Twitter management must first comply with Musk’s request. If not, he should replace them. To do that, it needs to pass the board of directors. He could also replace the board of directors and install a number of people to carry out his bids, but all this would take time.
Also, any internal controls Twitter has, including those that are supposed to implement consent-based orders with agencies such as the Federal Trade Commission (FTC), could stand in Musk’s way. . Musk will have to work with his Twitter employees to get that data, and they may not be able to help him read someone’s DM. It’s hard to imagine Musk making such a request and that request somehow not leaking to the press. .
That’s especially true with musk written plan To make Twitter “the world’s most respected advertising platform,” [users’] needs. “You need data for that. Blatantly spying on your users is a great way to stop them from giving it to you, and lobbying governments to crack down on your company’s privacy controls.” I can.
But at the end of the day, if Twitter has the data and Musk wants to see it, well…
“I think the point is that he can probably do it,” said Wu, who was speaking on the assumption that the deal would close on Friday. “There’s no point in doing that. But Musk also does pointless things.”
Twitter users should worry about data leaking to everyone, not data leaking to Musk. Twitter’s track record with security is already not great, and Musk may be laying off employees who are critical to maintaining protections that actually work (reportedly, Musk has so many It has stated that it has no plans to fire any of its employees.
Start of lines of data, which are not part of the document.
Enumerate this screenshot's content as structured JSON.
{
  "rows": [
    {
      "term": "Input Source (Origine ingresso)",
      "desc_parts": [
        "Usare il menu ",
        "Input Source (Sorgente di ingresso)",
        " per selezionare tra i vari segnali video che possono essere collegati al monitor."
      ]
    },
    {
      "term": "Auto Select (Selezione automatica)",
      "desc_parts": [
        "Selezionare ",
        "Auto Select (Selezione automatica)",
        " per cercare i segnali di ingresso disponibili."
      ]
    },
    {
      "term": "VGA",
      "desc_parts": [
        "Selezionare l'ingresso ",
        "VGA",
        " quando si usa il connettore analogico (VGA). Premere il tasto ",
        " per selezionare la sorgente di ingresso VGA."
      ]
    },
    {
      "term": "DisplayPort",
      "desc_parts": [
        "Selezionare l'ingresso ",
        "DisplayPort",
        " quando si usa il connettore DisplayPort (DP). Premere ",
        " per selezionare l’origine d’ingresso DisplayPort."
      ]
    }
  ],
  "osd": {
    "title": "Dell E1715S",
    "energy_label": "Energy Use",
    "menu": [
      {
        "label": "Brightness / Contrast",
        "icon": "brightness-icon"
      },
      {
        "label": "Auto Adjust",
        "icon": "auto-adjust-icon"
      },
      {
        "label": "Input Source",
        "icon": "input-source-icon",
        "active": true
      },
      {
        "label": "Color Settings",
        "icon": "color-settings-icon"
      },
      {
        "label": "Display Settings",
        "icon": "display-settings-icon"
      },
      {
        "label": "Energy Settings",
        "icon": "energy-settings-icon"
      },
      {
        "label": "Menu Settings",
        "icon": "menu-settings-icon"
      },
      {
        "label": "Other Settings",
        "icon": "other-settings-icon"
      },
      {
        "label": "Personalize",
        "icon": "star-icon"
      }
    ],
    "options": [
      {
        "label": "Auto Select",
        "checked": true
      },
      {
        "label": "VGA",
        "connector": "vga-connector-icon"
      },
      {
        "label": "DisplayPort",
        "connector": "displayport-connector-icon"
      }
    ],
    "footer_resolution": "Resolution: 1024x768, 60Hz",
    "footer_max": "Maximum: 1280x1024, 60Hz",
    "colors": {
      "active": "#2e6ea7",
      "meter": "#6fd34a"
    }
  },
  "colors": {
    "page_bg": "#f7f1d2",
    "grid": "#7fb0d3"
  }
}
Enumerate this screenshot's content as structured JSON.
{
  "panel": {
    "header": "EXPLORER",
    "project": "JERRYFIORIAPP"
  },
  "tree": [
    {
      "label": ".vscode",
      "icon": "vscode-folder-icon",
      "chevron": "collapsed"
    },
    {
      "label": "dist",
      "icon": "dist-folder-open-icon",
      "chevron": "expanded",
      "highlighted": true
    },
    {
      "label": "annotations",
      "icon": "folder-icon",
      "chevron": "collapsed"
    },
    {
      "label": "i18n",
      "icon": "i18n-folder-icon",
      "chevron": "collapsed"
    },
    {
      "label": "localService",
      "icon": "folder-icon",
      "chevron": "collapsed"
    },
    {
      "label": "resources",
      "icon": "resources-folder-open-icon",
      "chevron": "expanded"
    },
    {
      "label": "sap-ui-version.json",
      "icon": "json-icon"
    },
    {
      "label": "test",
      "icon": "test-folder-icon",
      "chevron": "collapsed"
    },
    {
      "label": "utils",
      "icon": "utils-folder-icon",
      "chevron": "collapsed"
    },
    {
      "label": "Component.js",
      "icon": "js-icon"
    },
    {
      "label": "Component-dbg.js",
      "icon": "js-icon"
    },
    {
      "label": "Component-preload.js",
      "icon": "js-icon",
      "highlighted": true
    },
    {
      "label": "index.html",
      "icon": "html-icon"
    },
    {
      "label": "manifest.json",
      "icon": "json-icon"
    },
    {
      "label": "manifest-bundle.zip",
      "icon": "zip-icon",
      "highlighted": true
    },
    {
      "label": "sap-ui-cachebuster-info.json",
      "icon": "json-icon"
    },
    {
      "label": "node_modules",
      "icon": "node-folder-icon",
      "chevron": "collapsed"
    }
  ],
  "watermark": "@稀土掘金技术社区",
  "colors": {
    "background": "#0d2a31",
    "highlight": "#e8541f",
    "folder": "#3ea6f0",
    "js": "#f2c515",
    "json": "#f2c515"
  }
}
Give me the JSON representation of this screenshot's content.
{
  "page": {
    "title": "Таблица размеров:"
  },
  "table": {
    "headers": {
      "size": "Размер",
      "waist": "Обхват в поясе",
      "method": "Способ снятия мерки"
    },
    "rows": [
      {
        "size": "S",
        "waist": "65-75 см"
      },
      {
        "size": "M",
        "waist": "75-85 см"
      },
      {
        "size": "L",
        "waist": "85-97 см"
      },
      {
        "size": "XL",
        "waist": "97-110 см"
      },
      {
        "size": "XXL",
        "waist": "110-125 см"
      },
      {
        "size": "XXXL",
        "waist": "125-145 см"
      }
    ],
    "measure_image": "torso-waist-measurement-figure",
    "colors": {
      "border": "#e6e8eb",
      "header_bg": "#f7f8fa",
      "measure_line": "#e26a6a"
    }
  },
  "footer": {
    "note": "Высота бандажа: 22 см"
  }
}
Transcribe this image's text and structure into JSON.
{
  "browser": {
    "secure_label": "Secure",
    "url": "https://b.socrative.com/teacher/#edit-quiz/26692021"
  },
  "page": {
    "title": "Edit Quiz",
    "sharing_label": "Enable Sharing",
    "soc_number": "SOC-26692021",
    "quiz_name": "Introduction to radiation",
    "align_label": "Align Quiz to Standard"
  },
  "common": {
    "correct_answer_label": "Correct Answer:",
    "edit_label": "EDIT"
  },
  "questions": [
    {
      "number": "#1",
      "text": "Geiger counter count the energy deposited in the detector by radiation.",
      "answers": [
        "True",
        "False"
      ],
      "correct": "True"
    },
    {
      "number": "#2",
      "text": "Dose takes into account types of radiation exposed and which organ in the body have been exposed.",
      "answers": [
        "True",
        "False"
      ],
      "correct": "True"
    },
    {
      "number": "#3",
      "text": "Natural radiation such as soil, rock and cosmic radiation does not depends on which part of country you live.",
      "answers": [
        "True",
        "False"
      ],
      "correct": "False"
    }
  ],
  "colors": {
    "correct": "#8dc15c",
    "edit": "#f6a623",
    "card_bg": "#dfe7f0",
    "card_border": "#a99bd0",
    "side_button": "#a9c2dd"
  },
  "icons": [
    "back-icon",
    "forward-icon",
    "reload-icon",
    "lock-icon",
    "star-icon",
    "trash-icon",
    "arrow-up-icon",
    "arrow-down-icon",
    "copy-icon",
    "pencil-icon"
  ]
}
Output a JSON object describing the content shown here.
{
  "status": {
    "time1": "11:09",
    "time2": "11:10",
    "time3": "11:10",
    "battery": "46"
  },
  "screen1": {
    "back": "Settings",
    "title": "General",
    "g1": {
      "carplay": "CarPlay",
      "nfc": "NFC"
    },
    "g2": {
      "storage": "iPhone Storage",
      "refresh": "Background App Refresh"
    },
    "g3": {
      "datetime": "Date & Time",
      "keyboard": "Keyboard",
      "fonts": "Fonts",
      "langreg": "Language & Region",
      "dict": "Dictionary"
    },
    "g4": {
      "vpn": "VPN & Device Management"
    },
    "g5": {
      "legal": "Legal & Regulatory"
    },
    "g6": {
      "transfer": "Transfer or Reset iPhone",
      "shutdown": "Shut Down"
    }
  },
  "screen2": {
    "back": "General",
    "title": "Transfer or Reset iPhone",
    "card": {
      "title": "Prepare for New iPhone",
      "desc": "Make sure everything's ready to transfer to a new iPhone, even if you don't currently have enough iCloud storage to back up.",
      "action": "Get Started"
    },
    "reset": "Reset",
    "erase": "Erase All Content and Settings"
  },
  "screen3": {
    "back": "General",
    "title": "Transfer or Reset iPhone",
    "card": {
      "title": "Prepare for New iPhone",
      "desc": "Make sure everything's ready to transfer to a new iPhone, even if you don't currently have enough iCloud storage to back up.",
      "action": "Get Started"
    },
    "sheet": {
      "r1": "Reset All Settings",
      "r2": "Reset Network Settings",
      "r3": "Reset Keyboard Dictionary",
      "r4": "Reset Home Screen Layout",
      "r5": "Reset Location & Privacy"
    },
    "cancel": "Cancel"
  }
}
In July 2020, Twitter was hacked by a teenager who gained access to some of the platform’s largest accounts, including Musk, and some of those accounts’ DMs. Twitter responded to the hack by hiring well-known hacker Peiter “Mudge” Zatko as its head of security in November 2020. Zatko said he left the company in January 2022. By September, Twitter had major security issues and vulnerabilities and regularly failed to adequately protect user data. Zatko claimed in a whistleblower complaint that about half of his 7,500 employees at Twitter have access to users’ personal information. There were rules against doing so, but Zatko said they were not enforced. He also claimed Twitter did not follow security protocols as part of his 2011 consent order with the FTC.
Twitter has largely denied Zatko’s allegations, calling them inaccurate and out of context “false narratives” in a statement.A Zatko spokesperson declined to comment on Twitter. said.
Jason Goldman is Twitter’s original head of product and former board member. tweeted Wednesday night “A significant number of people who have worked on this site” Download archive For some reason I stopped DMing anything I didn’t want to publish. I think the period means a lot of upheaval.
“With that comes a higher risk of making a big mistake,” Goldman said in a Signal message.
However, there is one bright spot. Musk is interested in having DMs end-to-end encrypted. That meant no one but the sender and receiver could see them, including masks. , Musk said he believes DM encryption should be the first thing he does at his new company.
He also remembers that while Musk has the right to moderate Twitter as he sees fit, Twitter users and advertisers may not want to get too involved with places the platform dislikes and misinformation. He added that it was necessary to
“Advertisers and users will flee if Musk decides to court celebrities who spread hate and lies,” Wyden said. “The internet is littered with failed MAGA platforms. proves that the majority of Internet users have no interest in swimming in the quagmire of sites that do not invest in responsible moderation.”
It’s easy to see how Musk thinks Twitter should be. At the very least, the Twitter-Musk deal should be a reminder that data confidentiality is limited to the extent desired by the companies providing it. And as we know more than ever, that ownership can change.